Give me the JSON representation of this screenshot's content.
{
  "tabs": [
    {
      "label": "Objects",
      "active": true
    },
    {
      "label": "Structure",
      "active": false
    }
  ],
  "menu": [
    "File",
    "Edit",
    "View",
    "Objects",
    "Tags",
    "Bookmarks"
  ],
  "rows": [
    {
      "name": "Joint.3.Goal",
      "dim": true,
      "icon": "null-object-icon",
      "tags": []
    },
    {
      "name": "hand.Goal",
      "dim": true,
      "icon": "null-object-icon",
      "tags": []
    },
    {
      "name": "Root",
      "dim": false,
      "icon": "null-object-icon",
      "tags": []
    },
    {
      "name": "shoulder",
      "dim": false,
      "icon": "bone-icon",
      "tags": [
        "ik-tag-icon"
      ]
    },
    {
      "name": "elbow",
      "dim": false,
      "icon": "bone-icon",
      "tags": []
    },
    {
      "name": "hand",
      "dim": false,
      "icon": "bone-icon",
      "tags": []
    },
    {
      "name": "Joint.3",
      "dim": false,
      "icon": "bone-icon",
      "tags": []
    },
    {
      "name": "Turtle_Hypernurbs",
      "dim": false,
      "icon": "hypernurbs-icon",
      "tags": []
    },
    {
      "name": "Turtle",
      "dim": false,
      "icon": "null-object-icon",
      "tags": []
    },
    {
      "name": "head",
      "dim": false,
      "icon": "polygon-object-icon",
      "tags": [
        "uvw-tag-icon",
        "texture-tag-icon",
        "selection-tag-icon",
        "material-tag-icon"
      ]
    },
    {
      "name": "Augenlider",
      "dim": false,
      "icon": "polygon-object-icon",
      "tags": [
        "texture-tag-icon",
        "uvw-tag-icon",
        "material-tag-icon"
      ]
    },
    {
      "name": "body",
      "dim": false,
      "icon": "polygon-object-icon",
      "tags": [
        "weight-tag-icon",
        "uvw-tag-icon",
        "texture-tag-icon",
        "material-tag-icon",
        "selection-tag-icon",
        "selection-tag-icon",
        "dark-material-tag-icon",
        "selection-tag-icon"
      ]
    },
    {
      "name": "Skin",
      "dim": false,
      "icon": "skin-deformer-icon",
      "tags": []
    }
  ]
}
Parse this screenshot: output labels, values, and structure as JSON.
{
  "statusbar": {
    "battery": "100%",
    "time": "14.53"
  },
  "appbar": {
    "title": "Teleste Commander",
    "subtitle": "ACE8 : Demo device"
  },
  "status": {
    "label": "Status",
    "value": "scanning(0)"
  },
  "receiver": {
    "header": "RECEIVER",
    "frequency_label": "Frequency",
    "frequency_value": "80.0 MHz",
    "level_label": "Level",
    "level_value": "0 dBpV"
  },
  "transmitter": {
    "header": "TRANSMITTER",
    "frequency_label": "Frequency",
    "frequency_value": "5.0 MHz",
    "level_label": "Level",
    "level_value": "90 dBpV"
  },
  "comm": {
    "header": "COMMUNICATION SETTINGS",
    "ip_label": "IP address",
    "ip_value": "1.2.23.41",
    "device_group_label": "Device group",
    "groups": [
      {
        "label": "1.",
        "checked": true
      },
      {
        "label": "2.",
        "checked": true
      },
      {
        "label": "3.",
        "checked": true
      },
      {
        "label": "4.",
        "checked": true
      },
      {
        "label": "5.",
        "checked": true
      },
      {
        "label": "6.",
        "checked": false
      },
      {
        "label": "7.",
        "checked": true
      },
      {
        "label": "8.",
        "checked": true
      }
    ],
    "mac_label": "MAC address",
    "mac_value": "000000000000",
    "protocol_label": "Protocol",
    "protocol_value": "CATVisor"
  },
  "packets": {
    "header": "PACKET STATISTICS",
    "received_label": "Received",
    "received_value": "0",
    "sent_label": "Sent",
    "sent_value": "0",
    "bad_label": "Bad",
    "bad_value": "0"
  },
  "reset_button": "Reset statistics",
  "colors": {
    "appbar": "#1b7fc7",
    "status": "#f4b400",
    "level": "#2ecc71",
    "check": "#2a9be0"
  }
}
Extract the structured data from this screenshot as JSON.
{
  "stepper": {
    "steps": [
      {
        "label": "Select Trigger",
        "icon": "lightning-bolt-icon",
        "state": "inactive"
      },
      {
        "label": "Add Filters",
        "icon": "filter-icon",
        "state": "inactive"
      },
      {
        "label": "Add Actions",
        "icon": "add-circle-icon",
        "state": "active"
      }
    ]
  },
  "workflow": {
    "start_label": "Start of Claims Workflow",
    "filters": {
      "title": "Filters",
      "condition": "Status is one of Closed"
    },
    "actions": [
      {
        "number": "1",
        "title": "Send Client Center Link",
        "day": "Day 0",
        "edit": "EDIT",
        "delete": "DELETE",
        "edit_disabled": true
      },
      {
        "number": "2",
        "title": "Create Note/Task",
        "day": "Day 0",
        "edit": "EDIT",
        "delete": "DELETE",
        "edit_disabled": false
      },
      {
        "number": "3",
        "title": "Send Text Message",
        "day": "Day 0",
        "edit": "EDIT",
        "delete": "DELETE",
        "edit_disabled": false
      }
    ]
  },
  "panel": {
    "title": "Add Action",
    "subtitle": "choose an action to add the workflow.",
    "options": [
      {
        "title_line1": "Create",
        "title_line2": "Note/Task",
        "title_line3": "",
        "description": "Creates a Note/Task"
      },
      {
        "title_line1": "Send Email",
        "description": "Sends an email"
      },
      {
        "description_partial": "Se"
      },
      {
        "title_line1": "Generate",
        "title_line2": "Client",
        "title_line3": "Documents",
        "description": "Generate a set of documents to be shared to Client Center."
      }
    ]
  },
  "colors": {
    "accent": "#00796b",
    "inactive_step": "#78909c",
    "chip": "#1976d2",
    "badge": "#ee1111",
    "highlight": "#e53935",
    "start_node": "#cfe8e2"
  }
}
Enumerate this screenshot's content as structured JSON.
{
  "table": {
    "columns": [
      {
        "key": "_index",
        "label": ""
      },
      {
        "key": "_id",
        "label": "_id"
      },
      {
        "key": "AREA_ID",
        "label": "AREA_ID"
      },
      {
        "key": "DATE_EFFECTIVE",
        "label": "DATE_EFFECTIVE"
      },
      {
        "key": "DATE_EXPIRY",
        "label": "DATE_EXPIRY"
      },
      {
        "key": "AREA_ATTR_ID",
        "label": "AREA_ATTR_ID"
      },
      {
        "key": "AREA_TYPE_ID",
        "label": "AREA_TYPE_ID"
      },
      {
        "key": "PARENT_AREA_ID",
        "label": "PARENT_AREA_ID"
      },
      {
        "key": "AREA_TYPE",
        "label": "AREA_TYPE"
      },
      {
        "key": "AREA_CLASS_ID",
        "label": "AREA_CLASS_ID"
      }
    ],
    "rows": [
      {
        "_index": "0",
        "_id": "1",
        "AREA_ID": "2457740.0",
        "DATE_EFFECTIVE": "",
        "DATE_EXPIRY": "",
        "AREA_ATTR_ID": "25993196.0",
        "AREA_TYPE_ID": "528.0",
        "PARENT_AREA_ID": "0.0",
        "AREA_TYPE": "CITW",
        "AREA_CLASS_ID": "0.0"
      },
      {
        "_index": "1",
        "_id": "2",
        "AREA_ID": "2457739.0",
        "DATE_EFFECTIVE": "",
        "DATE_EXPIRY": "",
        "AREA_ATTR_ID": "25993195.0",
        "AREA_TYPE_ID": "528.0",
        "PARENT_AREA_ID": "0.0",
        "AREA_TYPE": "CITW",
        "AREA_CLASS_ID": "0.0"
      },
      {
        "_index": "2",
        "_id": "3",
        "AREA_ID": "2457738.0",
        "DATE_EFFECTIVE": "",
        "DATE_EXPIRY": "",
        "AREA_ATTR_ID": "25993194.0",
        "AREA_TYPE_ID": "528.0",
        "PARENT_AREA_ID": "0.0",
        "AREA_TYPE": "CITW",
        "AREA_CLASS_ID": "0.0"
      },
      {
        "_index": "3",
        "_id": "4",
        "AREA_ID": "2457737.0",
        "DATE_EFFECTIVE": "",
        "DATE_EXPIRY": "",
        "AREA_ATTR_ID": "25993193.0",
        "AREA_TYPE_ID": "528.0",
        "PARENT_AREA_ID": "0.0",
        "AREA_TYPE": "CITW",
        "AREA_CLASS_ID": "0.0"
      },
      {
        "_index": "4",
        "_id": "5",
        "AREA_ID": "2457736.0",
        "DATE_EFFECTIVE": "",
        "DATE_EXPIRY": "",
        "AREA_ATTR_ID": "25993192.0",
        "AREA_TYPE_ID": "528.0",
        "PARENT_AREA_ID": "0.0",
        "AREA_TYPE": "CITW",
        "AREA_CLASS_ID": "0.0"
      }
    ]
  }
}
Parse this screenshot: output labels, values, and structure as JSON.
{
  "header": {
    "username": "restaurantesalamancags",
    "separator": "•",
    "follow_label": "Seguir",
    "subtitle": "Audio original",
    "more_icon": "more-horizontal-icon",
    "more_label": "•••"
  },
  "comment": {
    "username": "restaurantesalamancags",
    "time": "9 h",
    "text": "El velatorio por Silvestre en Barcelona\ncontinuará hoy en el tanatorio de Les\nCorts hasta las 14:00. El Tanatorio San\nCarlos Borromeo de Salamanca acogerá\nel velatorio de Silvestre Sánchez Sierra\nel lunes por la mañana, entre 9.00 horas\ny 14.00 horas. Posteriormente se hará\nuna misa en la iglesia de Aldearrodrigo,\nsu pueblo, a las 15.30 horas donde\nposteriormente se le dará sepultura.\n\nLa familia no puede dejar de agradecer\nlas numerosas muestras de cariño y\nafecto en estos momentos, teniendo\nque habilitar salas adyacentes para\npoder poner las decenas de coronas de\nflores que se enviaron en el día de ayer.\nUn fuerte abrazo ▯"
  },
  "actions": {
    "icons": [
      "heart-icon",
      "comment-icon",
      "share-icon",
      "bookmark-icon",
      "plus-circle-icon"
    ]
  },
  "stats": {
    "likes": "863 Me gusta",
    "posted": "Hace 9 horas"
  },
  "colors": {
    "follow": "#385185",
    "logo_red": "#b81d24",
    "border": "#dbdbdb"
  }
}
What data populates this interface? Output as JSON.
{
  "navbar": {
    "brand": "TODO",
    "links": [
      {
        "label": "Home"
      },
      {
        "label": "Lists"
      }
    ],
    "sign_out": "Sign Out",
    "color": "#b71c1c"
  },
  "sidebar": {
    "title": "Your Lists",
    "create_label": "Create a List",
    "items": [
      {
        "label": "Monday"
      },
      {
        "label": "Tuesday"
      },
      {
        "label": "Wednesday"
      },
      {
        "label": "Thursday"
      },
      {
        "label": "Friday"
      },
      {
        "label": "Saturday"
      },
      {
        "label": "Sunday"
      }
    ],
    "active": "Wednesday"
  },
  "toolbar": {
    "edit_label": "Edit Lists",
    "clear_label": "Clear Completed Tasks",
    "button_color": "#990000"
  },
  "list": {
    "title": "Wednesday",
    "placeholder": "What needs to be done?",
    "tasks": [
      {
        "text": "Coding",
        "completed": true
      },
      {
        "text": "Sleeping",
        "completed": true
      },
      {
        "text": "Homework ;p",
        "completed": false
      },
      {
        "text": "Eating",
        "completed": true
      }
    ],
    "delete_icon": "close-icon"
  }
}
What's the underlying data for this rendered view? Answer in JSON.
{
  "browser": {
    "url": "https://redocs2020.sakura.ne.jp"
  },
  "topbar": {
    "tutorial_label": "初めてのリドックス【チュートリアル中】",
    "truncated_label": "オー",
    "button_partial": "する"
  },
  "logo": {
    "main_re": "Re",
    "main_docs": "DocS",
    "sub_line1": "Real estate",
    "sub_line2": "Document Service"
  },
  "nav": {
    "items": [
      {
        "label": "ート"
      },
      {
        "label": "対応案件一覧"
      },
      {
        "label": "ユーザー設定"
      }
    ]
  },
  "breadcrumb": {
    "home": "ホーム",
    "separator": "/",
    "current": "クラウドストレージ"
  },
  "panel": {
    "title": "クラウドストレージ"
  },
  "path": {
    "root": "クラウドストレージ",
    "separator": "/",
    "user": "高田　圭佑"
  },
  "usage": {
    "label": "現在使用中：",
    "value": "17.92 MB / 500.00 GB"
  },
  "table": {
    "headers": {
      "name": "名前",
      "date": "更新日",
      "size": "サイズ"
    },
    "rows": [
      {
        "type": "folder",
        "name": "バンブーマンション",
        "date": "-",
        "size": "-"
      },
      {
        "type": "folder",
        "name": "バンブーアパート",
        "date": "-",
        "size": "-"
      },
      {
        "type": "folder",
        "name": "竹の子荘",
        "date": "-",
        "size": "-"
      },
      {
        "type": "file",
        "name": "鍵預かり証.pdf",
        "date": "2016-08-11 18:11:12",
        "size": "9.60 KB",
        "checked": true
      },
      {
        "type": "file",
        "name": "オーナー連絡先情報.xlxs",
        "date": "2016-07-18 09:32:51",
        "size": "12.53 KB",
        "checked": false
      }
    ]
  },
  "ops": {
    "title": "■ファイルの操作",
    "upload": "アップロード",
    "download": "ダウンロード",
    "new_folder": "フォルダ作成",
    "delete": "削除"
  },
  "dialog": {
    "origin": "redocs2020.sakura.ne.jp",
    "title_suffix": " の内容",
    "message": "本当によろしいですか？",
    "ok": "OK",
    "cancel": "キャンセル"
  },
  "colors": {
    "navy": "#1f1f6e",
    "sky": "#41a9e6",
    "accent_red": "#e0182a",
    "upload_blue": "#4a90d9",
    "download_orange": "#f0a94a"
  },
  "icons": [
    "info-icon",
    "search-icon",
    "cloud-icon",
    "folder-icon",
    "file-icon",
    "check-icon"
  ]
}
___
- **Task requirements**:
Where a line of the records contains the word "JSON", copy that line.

- **Written answer**:
Give me the JSON representation of this screenshot's content.
Parse this screenshot: output labels, values, and structure as JSON.
Extract the structured data from this screenshot as JSON.
Enumerate this screenshot's content as structured JSON.
Parse this screenshot: output labels, values, and structure as JSON.
What data populates this interface? Output as JSON.
What's the underlying data for this rendered view? Answer in JSON.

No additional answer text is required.